What you should do. Across the entries below, tally every line that holds the string "this" and reply with the number only.

The data.
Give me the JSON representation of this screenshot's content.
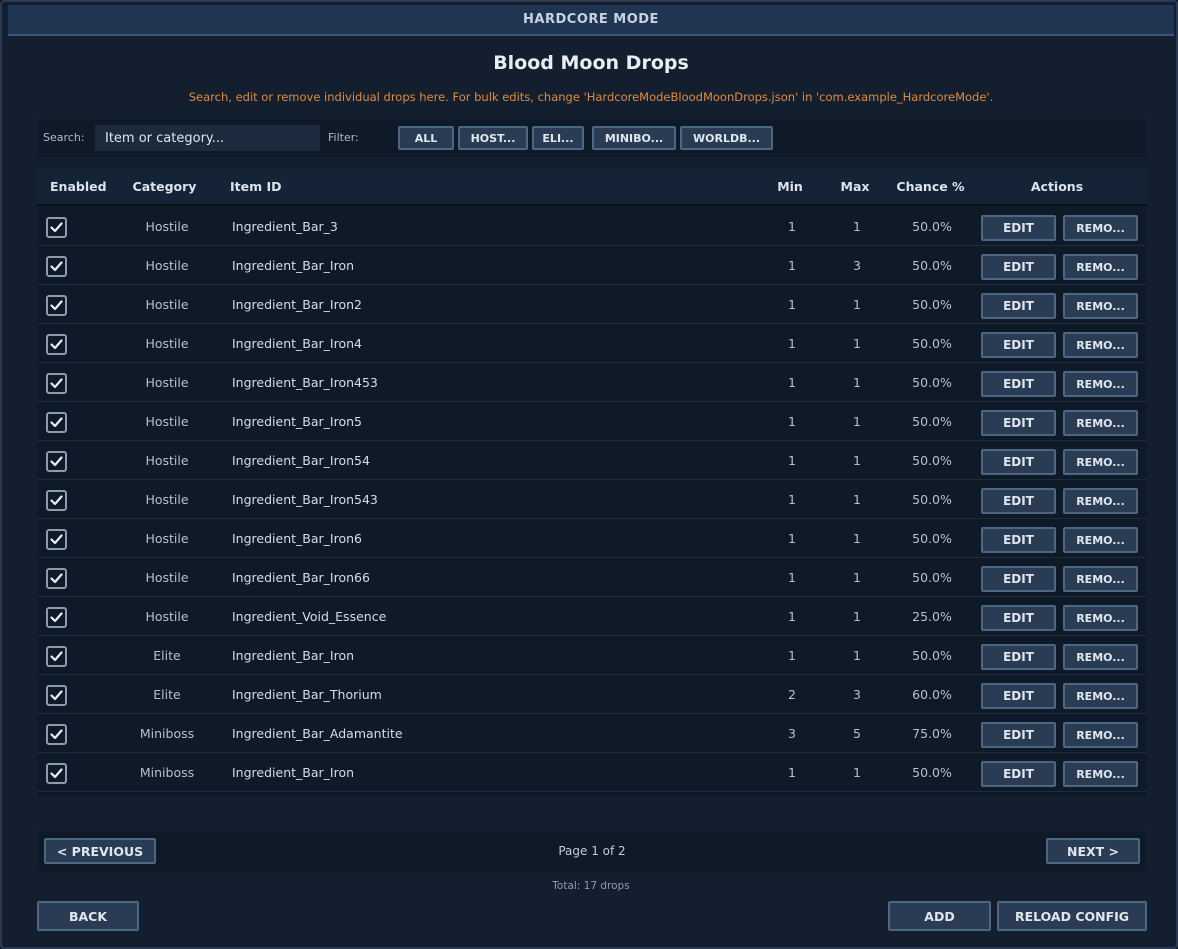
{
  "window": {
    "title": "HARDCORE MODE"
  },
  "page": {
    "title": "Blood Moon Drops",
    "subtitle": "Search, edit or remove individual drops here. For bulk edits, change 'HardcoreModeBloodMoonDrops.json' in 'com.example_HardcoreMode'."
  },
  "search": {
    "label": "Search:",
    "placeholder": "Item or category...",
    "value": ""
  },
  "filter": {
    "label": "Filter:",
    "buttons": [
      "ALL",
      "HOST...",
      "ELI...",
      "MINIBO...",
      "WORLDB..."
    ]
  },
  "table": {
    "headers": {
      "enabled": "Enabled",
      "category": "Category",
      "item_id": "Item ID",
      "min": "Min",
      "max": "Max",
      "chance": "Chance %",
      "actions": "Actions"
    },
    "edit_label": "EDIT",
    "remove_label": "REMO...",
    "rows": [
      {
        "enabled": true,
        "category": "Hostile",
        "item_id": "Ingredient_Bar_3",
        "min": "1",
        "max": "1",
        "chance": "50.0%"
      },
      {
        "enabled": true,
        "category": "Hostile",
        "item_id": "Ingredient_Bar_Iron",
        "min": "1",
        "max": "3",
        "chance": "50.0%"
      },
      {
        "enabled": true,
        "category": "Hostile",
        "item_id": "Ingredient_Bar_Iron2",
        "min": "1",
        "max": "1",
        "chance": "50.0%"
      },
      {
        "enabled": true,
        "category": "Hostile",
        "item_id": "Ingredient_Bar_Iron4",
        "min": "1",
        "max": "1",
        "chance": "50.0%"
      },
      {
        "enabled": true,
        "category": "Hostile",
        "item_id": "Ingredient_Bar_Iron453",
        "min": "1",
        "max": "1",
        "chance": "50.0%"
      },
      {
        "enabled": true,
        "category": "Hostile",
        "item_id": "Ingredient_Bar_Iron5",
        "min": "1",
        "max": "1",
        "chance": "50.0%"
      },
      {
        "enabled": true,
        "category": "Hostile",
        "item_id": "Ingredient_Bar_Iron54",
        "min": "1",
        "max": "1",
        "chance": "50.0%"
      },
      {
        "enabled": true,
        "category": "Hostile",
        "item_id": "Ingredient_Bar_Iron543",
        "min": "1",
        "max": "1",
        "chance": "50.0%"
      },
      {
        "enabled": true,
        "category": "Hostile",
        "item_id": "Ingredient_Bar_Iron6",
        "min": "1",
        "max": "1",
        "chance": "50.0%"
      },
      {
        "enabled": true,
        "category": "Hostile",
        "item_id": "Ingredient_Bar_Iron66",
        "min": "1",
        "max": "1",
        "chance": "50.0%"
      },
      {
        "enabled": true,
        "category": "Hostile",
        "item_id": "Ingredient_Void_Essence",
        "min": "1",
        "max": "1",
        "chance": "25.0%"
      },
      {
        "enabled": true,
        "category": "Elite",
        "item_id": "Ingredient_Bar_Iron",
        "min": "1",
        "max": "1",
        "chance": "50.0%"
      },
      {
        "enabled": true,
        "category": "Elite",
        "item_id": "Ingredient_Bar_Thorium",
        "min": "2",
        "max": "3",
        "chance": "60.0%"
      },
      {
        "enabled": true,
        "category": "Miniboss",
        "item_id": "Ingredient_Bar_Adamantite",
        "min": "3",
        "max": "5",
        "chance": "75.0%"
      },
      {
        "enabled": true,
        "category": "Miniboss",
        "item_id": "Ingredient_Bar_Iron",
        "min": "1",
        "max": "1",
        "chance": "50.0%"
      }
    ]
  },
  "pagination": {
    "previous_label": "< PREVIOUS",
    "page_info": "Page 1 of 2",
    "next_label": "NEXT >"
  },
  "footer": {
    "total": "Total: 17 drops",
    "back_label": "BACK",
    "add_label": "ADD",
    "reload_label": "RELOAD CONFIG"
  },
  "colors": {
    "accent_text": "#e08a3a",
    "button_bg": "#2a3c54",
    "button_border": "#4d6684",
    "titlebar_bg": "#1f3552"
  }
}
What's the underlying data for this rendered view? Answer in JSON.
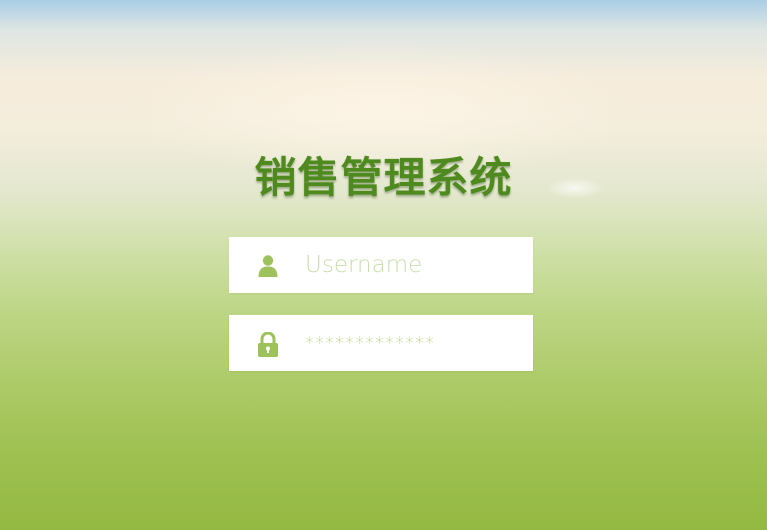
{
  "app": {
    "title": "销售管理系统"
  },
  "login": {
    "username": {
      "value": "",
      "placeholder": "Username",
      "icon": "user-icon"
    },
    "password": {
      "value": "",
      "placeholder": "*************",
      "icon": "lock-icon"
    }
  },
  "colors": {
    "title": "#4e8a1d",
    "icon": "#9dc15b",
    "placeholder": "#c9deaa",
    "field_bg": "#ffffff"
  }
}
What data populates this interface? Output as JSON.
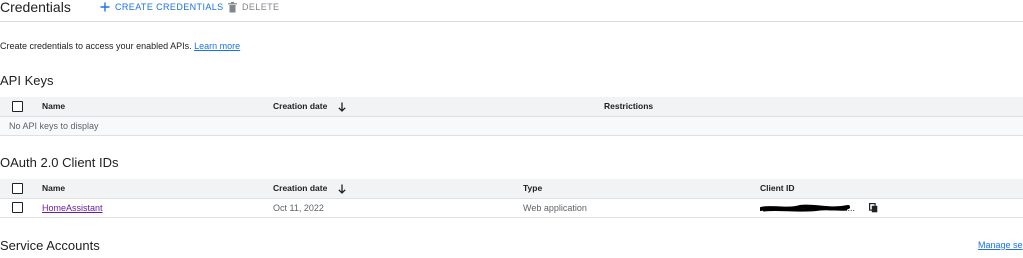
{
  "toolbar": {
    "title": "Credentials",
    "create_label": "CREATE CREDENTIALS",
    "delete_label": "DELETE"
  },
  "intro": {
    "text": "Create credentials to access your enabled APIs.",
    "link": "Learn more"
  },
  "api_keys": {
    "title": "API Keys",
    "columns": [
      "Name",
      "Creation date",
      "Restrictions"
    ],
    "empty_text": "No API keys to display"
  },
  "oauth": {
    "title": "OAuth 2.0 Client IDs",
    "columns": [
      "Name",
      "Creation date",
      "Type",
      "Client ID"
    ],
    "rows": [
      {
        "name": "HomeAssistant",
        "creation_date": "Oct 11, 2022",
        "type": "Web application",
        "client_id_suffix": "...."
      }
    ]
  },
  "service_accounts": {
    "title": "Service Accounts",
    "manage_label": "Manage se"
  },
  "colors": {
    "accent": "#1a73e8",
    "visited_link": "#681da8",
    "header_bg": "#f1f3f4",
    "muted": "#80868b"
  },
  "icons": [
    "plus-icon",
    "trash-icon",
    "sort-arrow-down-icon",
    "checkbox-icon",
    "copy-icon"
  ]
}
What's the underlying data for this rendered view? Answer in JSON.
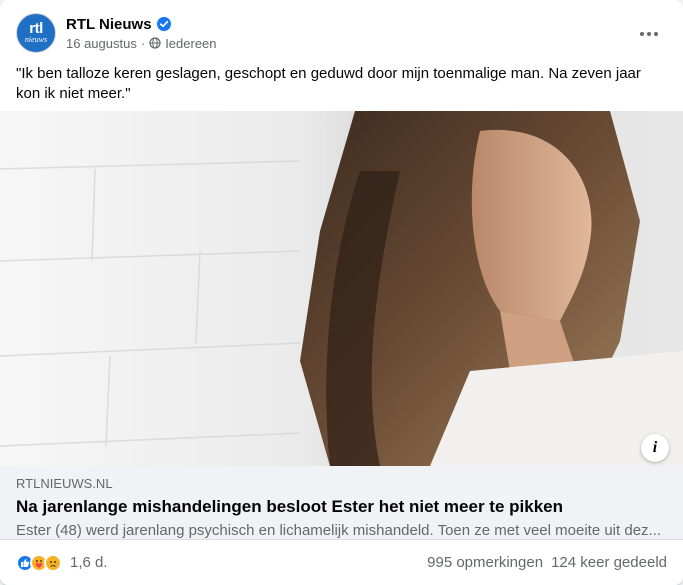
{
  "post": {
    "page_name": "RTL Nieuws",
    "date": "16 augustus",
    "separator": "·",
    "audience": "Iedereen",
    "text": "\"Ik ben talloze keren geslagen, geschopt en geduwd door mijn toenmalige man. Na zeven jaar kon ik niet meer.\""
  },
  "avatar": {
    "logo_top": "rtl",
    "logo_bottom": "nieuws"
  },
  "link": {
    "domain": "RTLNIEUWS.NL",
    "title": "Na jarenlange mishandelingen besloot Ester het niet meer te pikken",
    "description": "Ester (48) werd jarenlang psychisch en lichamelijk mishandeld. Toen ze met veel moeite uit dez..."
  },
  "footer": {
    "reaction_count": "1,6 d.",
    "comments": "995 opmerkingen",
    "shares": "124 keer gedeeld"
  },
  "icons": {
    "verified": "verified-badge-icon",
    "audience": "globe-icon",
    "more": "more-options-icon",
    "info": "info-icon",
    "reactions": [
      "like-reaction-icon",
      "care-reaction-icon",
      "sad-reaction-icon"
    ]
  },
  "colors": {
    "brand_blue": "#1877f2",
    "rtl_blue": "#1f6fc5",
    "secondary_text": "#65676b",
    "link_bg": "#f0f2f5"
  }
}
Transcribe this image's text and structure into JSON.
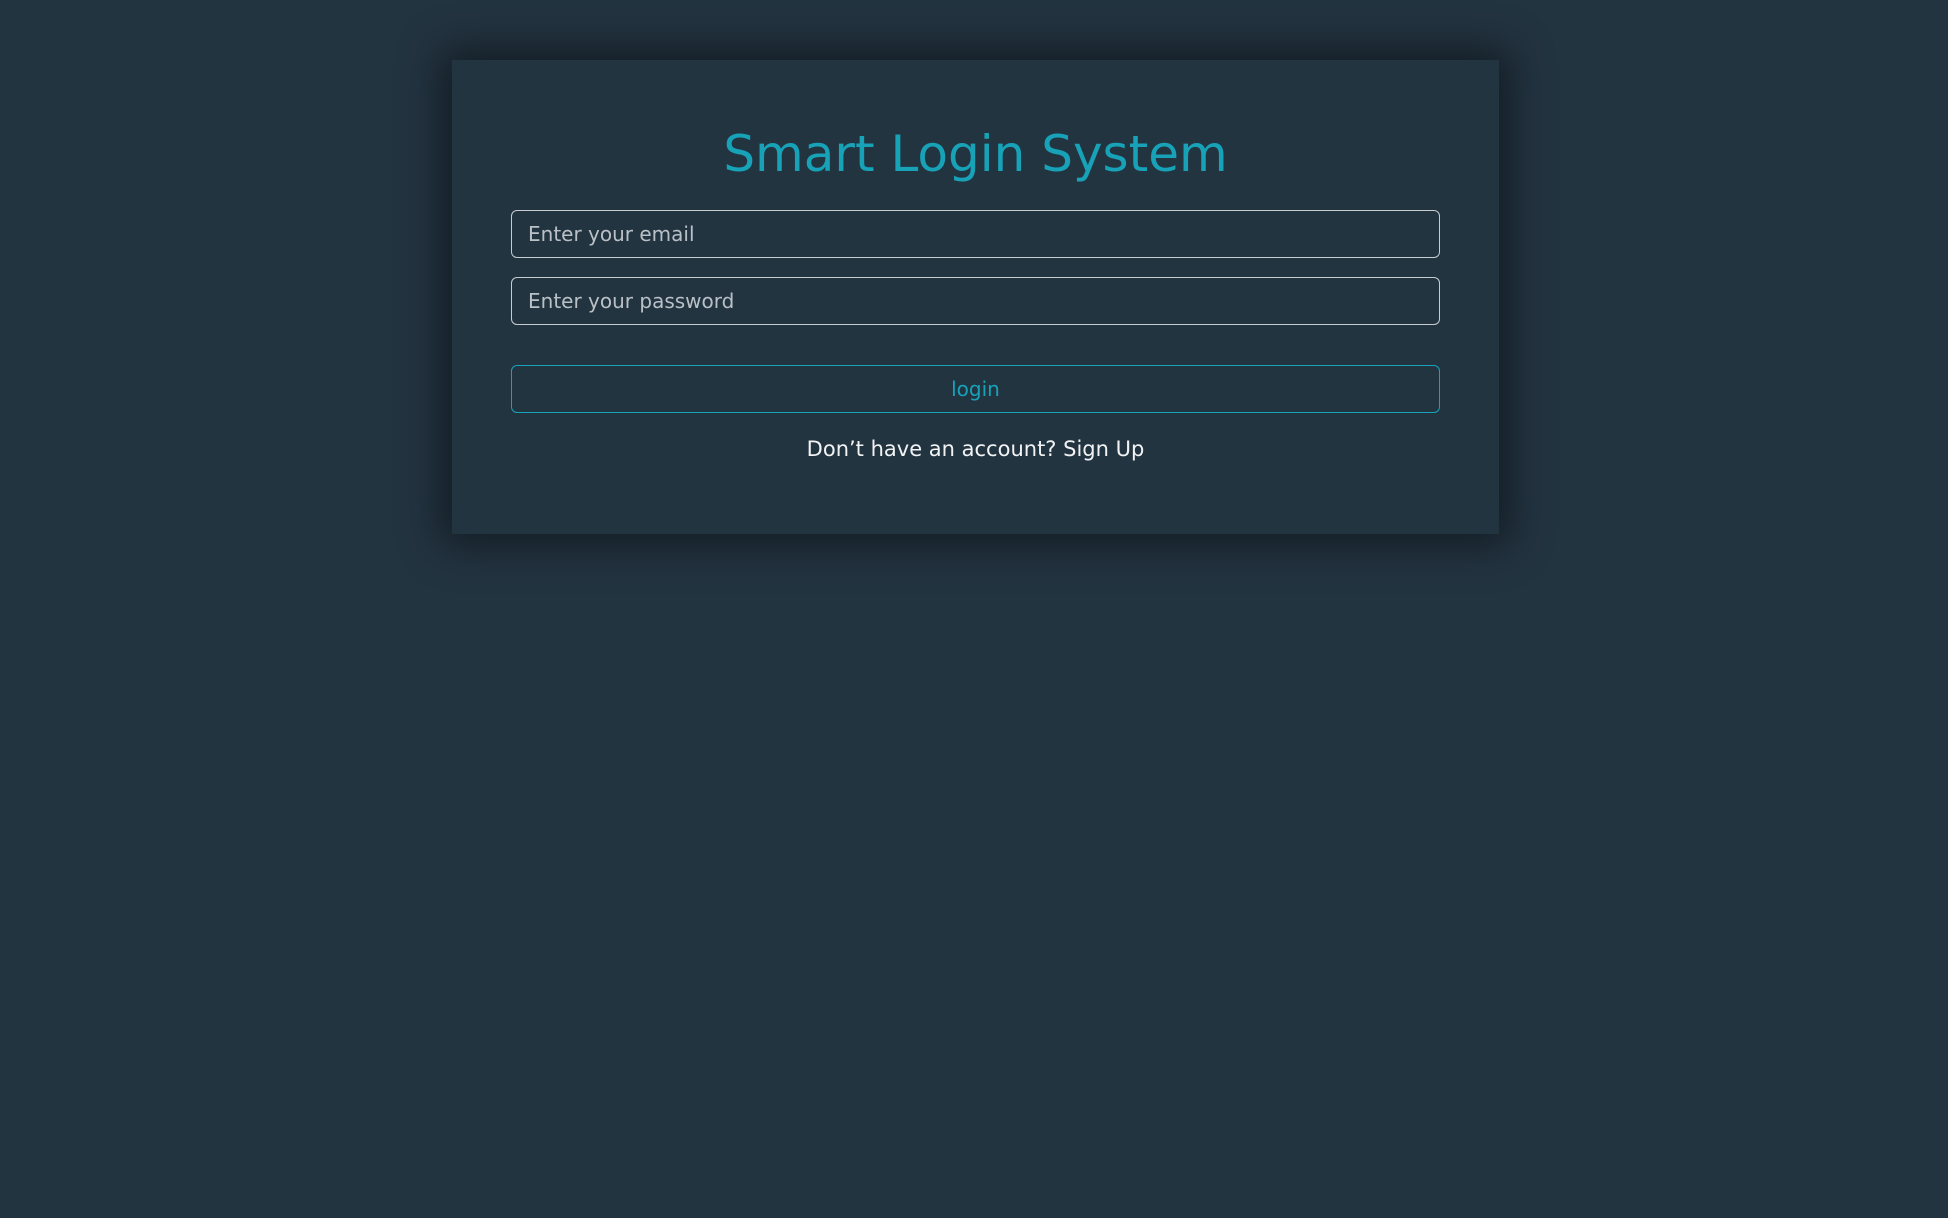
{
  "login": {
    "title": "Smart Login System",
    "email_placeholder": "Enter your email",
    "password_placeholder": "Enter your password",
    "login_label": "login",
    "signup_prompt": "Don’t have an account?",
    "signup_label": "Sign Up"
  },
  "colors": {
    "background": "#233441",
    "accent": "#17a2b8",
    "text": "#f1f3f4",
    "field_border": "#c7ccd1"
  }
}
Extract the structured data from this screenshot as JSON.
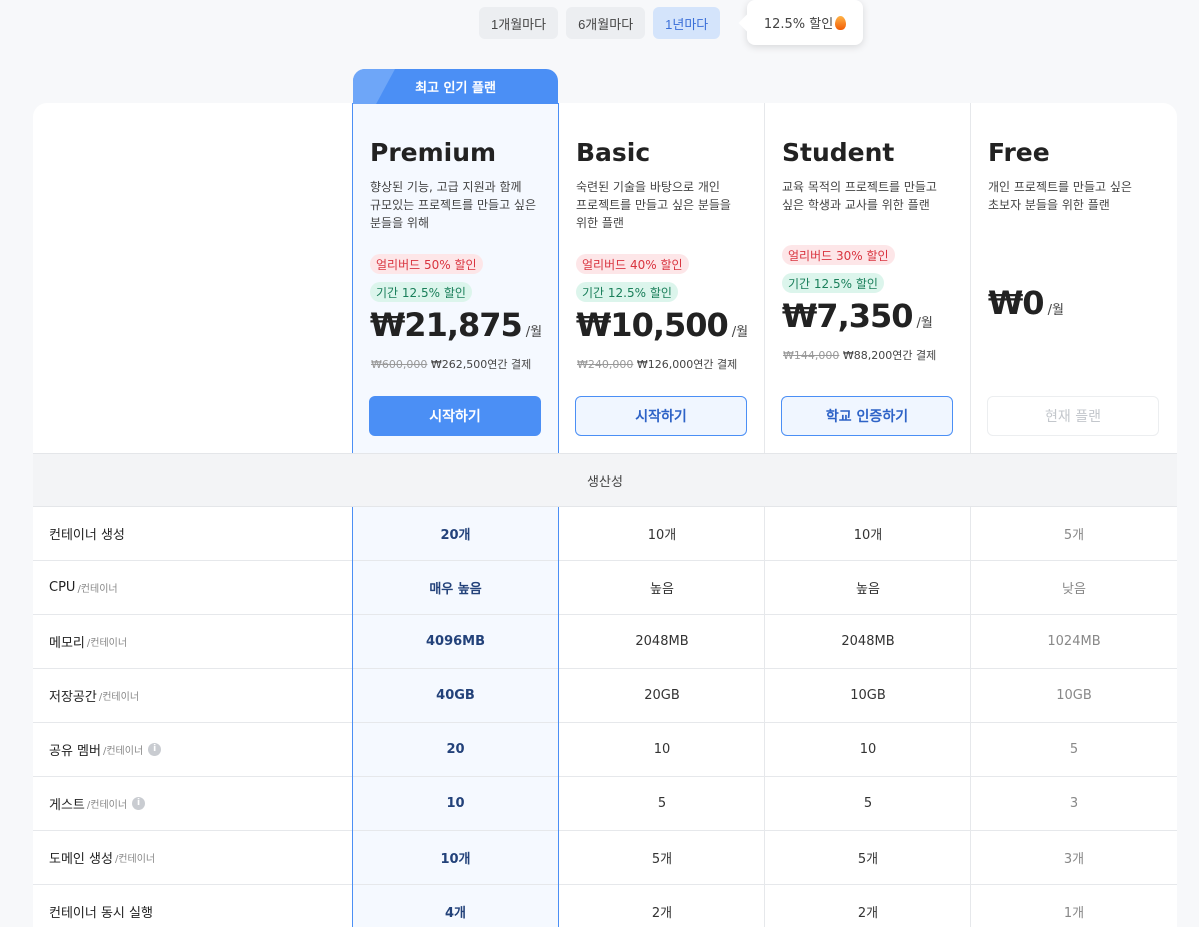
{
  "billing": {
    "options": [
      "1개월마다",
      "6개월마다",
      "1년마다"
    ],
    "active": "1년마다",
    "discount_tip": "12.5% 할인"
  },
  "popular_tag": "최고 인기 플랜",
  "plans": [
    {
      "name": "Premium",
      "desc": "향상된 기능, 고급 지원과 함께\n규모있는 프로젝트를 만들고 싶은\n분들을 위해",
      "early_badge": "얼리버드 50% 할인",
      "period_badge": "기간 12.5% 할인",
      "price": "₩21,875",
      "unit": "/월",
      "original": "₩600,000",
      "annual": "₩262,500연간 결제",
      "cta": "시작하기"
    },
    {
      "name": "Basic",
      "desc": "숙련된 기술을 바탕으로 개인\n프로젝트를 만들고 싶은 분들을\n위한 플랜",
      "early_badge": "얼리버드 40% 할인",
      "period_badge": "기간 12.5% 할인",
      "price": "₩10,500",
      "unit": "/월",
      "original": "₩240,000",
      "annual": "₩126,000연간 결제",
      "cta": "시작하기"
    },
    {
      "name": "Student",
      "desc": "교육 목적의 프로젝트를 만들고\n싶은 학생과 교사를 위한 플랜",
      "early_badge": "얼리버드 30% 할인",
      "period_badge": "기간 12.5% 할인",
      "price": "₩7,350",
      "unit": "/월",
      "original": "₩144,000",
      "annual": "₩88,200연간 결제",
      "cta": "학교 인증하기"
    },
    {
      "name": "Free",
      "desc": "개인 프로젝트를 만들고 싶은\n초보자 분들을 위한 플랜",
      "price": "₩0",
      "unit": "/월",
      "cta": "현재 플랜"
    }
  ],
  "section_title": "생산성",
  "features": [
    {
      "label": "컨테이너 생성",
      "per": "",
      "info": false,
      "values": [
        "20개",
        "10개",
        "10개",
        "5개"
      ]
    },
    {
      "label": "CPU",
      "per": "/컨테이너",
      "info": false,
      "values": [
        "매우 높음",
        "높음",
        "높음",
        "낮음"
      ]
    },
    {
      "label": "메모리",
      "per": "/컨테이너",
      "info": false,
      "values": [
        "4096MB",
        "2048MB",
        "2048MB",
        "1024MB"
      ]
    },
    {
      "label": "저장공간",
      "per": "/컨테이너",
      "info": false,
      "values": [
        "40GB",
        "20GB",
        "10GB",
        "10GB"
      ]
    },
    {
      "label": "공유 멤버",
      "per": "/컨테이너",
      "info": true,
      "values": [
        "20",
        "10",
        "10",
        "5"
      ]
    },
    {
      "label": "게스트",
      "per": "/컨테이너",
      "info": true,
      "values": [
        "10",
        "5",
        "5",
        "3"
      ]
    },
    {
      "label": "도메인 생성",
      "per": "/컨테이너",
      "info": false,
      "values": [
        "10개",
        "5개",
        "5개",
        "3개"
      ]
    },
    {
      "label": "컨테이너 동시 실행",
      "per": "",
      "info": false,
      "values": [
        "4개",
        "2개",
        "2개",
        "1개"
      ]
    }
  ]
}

Response below. 6